3) Which of your characters are you most like?
If I say Brí will it frighten everyone?
In reality, there is probably a bit of me in all of them, and a bit of all of them in me.
4) Did you have a favourite character to write, or one whose head you found difficult to get into?
The Magpies became my favourites to write over the course of the three books. They were minor characters to begin with, hired thugs who didn’t have that much to do, but they grew into something much more and I was so sorry to say goodbye to them at the end. Not that I’d want to hang out with them or anything!
As for difficult to pin down, I was very worried about including the Morrigan in the final book because she’s such a huge and important character in so much literature and I wanted to do her justice.
5) Do you prefer the first draft stage, or the editing stage?

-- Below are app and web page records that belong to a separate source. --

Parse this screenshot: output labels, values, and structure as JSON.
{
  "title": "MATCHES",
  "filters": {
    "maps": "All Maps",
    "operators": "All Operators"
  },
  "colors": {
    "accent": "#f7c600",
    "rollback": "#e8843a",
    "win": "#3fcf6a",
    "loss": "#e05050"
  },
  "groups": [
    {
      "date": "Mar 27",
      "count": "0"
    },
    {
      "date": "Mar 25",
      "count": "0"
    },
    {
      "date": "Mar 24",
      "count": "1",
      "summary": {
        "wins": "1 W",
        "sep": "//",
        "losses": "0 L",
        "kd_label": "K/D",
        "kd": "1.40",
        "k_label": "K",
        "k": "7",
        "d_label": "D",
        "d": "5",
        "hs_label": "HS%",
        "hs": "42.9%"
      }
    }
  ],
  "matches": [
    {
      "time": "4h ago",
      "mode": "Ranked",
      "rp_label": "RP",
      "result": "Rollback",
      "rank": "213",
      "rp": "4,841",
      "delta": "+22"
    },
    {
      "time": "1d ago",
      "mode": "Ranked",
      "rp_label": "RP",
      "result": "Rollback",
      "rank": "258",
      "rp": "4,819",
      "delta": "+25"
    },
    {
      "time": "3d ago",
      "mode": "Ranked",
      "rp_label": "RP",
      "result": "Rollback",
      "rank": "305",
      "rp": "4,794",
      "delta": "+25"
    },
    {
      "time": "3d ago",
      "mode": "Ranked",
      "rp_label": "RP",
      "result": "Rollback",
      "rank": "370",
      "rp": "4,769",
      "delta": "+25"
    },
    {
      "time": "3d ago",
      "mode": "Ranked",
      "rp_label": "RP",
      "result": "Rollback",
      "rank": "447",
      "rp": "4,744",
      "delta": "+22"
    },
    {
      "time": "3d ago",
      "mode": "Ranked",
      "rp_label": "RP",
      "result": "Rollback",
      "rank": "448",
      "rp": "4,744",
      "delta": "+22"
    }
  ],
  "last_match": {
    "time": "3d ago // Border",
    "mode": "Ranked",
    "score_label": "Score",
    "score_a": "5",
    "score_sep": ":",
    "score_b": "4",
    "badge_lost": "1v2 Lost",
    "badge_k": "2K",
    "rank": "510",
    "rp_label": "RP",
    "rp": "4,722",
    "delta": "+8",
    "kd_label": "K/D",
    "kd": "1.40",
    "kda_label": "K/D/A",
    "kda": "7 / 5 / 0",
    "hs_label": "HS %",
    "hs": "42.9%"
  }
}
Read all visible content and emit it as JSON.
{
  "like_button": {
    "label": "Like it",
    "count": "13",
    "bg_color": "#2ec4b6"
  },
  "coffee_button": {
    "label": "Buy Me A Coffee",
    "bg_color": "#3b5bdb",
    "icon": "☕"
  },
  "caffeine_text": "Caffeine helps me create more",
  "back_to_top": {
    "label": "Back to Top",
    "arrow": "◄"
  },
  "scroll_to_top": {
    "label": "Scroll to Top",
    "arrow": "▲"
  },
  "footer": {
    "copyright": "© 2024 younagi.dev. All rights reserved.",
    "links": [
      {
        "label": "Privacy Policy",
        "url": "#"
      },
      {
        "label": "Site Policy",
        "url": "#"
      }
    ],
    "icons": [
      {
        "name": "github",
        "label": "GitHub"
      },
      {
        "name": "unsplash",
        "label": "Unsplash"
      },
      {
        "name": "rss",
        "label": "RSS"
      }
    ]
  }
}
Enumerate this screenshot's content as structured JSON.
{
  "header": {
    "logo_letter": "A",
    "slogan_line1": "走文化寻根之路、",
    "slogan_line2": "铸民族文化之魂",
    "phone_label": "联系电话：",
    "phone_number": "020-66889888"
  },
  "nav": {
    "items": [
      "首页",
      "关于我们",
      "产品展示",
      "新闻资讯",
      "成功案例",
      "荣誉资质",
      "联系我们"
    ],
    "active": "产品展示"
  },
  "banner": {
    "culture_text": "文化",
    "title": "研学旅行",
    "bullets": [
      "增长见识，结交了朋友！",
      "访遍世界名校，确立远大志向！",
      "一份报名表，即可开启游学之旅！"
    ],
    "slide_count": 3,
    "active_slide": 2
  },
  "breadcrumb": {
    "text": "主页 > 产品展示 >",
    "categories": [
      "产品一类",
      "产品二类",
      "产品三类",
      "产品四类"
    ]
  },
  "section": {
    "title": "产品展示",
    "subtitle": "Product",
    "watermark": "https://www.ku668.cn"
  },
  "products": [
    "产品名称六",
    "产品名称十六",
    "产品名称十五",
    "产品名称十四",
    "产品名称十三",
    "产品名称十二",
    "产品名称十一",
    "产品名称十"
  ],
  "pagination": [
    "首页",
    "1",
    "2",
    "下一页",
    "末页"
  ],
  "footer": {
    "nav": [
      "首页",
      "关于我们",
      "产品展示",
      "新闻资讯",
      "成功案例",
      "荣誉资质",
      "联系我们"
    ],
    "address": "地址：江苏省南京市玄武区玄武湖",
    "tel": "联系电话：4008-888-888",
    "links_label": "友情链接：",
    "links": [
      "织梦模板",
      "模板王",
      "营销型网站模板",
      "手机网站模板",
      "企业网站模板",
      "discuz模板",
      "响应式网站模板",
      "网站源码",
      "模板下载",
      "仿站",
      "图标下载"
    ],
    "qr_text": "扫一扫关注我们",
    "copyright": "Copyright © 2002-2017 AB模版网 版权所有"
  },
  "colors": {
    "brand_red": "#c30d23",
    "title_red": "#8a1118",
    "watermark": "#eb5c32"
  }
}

A mixture of both. There are moments in the first draft when the story is flowing and it all just feels like magic. However, the editing stage often feels more solid and rewarding to me.
6) Could you tell me a bit about the Morrigan in the third book – when did she come into your mind, and what did the research process for this character involve?
I always wondered if she would show up in the books. She’s a very difficult character to pin down and I didn’t want to make mistakes. I read a lot, of course and winnowed through various legends where she appears. I also spoke to a friend dedicated to the Morrigan, and we discussed her various aspects at length which was really eye opening and fulfilling. She’s often portrayed as a goddess of death, but she’s more like a goddess of life lived to the full on the edge of death. She’s a war goddess, and there’s a tremendous amount of energy in that. I see her and Brigid (who I portrayed as Brí) as being two sides of a coin, intricately linked together and immensely powerful for that.
7) You have really strong female characters in the trilogy, particularly with the matriarchs. Was creating a female power structure in the books something you did consciously?
When you look at Irish legends there are incredibly strong and determined women running all the way through them. Because of the Christianisation of these stories when they were written down they are often given a very bad ending. But we still remember the likes of Maeve and Gráinne as the key character in the tale. I really wanted hierarchy in Dubh Linn to reflect that, so the matriarchs came about quite naturally. They’re also very strong characters so it’s hard to imagine them being told to sit down and be quiet and putting up with that.
8) There are some dramatic (and devastating!) moments in A Darkness at the End. What have reader reactions been like?
Throughout the series I’ve tried to confront dark moments head on. The biggest reactions I had from readers were from the end of A Hollow in the Hills and a certain death in A Darkness at the End. My husband is still only tentatively speaking to me about it.
9) I love how you bring figures and creatures from Irish mythology into the Dubh Linn books. Are there other legends or mythologies you would like to explore in your writing?
I’ve always been fascinated with legends and folklore so there are many. I’m currently thinking quite a bit about Arthurian legends so I’d love to explore them some more.
10) What are your favourite YA books you have read this year?
In no particular order… Caramel Hearts by Elizabeth Rose Murray, Six of Crows by Leigh Bardugo, The Call by Peadar Ó Guilín and Nothing Tastes as Good by Claire Hennessy.
Thanks to Ruth for her fascinating answers, I can’t wait to read more of her books! If you are a fan of fantasy, romance or mythology (or all three!) be sure to check out the Dubh Linn trilogy (A Crack in Everything, A Hollow in the Hills, A Darkness at the End)
Ruth Frances Long’s website